AIM OF THE TASK:
Please repeat the lines of the material below exactly, starting with the one that contains "Decode this image" and ending with the last.

MATERIAL PROVIDED START

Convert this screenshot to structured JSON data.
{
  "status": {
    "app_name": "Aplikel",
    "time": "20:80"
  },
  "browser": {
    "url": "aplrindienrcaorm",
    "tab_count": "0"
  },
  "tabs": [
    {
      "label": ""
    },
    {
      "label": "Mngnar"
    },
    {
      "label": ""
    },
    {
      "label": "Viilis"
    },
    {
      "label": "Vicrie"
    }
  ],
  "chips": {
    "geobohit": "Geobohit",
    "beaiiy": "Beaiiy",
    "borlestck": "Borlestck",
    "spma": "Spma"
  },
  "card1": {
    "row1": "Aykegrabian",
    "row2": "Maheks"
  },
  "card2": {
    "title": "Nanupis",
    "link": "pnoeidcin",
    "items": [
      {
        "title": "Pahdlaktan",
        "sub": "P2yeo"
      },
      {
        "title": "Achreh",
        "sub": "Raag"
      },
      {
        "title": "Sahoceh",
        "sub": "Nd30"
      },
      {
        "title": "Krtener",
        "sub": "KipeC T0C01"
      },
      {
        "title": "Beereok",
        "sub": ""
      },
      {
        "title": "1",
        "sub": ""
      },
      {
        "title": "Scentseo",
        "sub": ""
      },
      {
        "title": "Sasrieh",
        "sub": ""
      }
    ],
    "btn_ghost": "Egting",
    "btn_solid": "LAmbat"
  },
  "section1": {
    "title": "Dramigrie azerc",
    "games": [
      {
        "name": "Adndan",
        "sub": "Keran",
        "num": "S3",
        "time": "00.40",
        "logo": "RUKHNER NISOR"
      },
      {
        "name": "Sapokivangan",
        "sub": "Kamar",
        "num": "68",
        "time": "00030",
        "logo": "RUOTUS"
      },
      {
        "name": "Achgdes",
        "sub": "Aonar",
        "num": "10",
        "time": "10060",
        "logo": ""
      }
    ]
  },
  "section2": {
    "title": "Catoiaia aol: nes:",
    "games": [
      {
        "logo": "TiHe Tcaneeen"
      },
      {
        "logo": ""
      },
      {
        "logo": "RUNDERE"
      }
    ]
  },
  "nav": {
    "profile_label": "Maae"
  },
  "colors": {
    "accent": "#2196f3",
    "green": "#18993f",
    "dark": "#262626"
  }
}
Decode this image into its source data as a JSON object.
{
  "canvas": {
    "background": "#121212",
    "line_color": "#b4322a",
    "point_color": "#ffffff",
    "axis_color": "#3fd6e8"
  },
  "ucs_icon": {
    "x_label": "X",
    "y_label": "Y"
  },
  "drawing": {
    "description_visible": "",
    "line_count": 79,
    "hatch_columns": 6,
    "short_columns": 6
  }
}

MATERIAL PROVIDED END

TASK RESPONSE:
Decode this image into its source data as a JSON object.
{
  "canvas": {
    "background": "#121212",
    "line_color": "#b4322a",
    "point_color": "#ffffff",
    "axis_color": "#3fd6e8"
  },
  "ucs_icon": {
    "x_label": "X",
    "y_label": "Y"
  },
  "drawing": {
    "description_visible": "",
    "line_count": 79,
    "hatch_columns": 6,
    "short_columns": 6
  }
}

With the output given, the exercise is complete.